• **WHAT IS REQUIRED**
Each line that includes the word "youtube" should be copied from the records.

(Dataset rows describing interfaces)
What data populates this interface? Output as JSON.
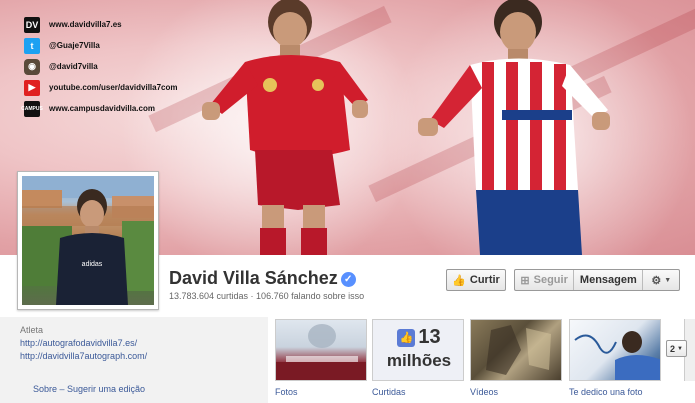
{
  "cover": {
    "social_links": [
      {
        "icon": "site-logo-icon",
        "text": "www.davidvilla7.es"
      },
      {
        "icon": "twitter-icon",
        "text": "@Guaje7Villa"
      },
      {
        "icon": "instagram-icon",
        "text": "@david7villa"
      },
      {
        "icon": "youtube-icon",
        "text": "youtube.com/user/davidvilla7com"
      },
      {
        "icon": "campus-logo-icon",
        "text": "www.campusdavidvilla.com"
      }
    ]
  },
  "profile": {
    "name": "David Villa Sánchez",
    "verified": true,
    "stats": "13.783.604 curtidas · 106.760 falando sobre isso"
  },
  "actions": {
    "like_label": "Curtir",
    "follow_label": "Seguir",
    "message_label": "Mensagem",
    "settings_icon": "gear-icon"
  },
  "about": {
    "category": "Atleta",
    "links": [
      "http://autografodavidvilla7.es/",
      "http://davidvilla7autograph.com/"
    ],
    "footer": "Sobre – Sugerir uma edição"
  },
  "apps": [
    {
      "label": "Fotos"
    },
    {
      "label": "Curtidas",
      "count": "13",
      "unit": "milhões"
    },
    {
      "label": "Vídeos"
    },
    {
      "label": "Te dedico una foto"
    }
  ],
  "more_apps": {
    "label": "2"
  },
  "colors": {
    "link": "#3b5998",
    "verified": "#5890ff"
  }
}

• **EXPECTED ANSWER**
        "icon": "youtube-icon",
        "text": "youtube.com/user/davidvilla7com"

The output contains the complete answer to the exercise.